The Iowa Department of Transportation has been preparing for a couple of days for the first statewide winter storm of the season that is now moving in.
Winter Operations Administrator Craig Bargfrede says the operators of the 902 plow trucks were making sure they have what they need to clear the roads.
“All the garages have been preparing making sure all of our equipment is operational. Making sure all the trucks are loaded and ready to go as far as materials go. Some of our garages have been receiving some materials the last couple of days,” Bargfrede says. Like a lot of other Iowans, Bargfrede and the DOT crews are trying to determine where the storm is going to hit.
He says they are watching the forecast, the air temperatures, the pavement temperature and the type of precipitation each area is going to receive and that will dictate what type of treatment they will use. They have a new tool this year — a GPS system in the trucks which will send back lots of information once they are out in the storm.
“Truck location, truck direction, it allows us to track type of material usage. So, it’s a tool that really helps our supervisors and our garage managers to be able to manage their resources better,” Bargfrede explains. He says they’ve done some pre-treating of roadways, but putting down more salt brine and salt doesn’t help in certain conditions.
“Once you get down in the low 20s into the teens — and based on the type of precipitation we are receiving — that isn’t quite as effective,” Bargfrede says. Winter operations can sometimes be in full swing in November, but that hasn’t been the case this year with unseasonably warm weather last month.
“We’ve been very fortunate that November was a fairly quiet month. We did have a couple of events that clipped the northwest corner of Iowa and one that hit the northeast, north-central part of Iowa,” Bargfrede says. “But as far as statewide events go, last weekend was really the first time for the whole entire season so far that we had a statewide event.” The plows haven’t been out much and that means motorists haven’t been on the road with them. Bargfrede asks that everyone take the proper precautions.

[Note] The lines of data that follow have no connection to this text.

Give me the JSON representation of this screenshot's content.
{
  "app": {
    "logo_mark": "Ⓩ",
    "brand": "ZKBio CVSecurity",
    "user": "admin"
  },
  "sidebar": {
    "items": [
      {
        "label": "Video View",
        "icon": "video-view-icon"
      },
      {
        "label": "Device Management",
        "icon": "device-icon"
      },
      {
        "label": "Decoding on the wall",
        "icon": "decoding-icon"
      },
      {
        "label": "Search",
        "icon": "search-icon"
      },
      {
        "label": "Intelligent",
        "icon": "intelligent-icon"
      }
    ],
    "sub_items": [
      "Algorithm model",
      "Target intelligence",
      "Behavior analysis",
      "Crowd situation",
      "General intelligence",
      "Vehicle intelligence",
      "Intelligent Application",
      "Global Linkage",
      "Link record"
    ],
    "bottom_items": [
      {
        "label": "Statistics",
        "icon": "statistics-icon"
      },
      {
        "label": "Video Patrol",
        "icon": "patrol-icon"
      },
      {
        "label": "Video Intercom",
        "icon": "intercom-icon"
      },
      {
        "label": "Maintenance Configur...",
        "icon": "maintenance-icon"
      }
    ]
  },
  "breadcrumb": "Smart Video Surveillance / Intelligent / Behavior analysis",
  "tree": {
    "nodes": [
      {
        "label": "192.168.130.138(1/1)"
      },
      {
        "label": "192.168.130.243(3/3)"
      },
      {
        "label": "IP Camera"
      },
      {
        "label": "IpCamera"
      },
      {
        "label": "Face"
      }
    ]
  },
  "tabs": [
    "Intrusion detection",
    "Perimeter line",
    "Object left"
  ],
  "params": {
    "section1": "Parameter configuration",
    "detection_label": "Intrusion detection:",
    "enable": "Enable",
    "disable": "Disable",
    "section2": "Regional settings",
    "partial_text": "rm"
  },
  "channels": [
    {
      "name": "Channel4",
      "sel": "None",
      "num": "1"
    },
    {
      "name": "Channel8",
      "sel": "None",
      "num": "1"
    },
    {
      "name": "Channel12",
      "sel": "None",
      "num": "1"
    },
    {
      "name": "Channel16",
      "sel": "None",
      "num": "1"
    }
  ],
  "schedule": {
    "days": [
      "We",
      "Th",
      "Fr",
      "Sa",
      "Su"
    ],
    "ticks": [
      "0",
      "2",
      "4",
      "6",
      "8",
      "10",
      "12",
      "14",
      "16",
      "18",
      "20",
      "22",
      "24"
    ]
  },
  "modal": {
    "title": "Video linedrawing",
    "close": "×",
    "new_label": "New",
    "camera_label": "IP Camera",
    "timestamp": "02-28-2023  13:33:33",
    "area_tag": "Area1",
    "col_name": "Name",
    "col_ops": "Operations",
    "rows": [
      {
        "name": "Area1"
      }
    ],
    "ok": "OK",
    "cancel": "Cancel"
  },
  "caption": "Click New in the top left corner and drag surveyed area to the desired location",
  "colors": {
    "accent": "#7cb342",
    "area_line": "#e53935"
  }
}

“We always ask that you take it slow around our operators and don’t crowd the plow. That’s a pretty famous standard saying that we put out there,” according to Bargfrede. “The operators are doing their best to try and get the conditions so that they are back to normal season driving conditions as quickly as possible.” The entire state is blanketed with winter weather watches and warnings, and most of the state is expected to get some snow.